FIRST Robotics kicked off its 2015 game, Recycle Rush, with a live reveal broadcast online to teams around the world, including twenty-nine teams who gathered at Cox Auditorium on the UT campus.

Related video: Watch the reveal of Recycle Rush

L&N Stem Academy's Jentry Jones talks during a workshop related to the launch of FIRST Robotics' 2015 season on Saturday.“Saturday marks the first time that any of the teams get to see the challenge of this year’s game,” said L. J. Robinson, Tennessee’s regional director of FIRST (For Inspiration and Recognition of Science and Technology). “The kickoff event is a big deal in its own right, with gatherings held around the world to watch the announcement.

“Certainly, it’s an exciting moment for those new to the competition.”

The UT gathering alone had five new teams: Austin-East Magnet High School, Bearden High School, and Knox County Schools Career Magnet Academy at Pellissippi State in Knoxville, and Red Bank High School and Ivy Academy from the Chattanooga area.

Eli Charles (left to right), Olivia Mahathy, Steven Charles and Moire Gabor, part of the Secret City Wildcats from Oak Ridge High School, work on the initial stages of their robot.FIRST said that almost 75,000 high-school students across 3,000 teams were expected to be watching the live reveal at more than 100 locations.

Teams learned that Recycle Rush will focus on designing, building, and programming robots that can stack plastic totes, place recycling bins on top of those totes, and then place litter—represented by pool noodles—into the recycling bins.

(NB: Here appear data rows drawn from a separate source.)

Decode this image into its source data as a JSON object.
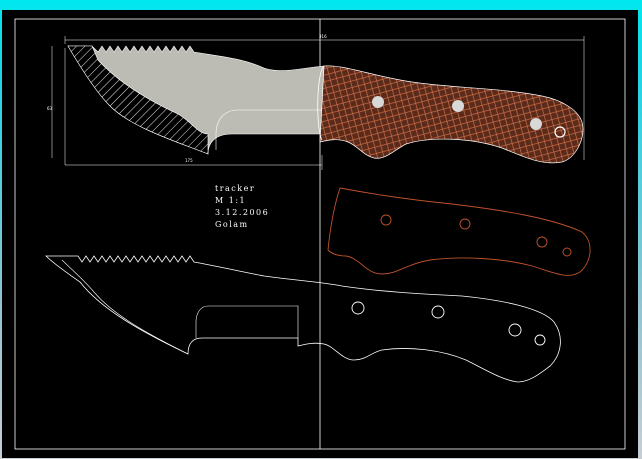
{
  "title_block": {
    "name": "tracker",
    "scale": "M 1:1",
    "date": "3.12.2006",
    "author": "Golam"
  },
  "dimensions": {
    "overall_length": "316",
    "blade_length": "175",
    "height": "63"
  },
  "colors": {
    "background": "#000000",
    "lines": "#ffffff",
    "blade_fill": "#bcbcb4",
    "handle_fill": "#5a2a1a",
    "handle_mesh": "#c8643a",
    "scale_outline": "#c0522c",
    "frame_top": "#00e8f0"
  },
  "views": [
    "blade-view-filled",
    "handle-scale-outline",
    "blade-outline-view"
  ]
}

As in the past, teams from individual schools will form alliances with two other schools for each round, with the idea being that each school will likely have a robot focused on one of the three actions mentioned.

Bearden High School's Patrick Woodworth, left, and Shea Payne look over their team's robot.“One of the biggest problems that stifles students is lack of confidence that they can’t do something, in the sense that it’s impossible,” said Robinson. “These competitions focus on showing them that they can and will meet seemingly insurmountable challenges, all while learning to build relationships and work together under professional standards.”

Teams were treated to a free lunch on behalf of UT’s College of Engineering—a major sponsor of the competition locally—before heading to Estabrook Hall to start working with designs, materials, and mentors to begin building the initial concept of their robots.

Members of the robotics team from Hardin Valley Academy talk about their plans.In addition to the lunch, the college’s presence was felt through an address by Associate Dean Masood Parang as well as a prebuild workshop hosted by Department of Mechanical, Aerospace, and Biomedical Engineering Professor Bill Hamel.

“Our relationship with FIRST Robotics and with these budding engineers is one we take very seriously,” said Parang. “Being able to help nurture these young minds is frankly securing the creative technical and engineering workforce of the future.”

Other workshops at UT included sessions on the rules and game strategy, a breakdown of LabView programming, a 3D printing workshop, a forum on business and media communications, and a mentor forum.

Teams have six weeks to work on their robots, which will then be bagged and held securely until the start of the regional competition on April 2 in Knoxville.

C O N T A C T :

David Goddard (865-974-0683,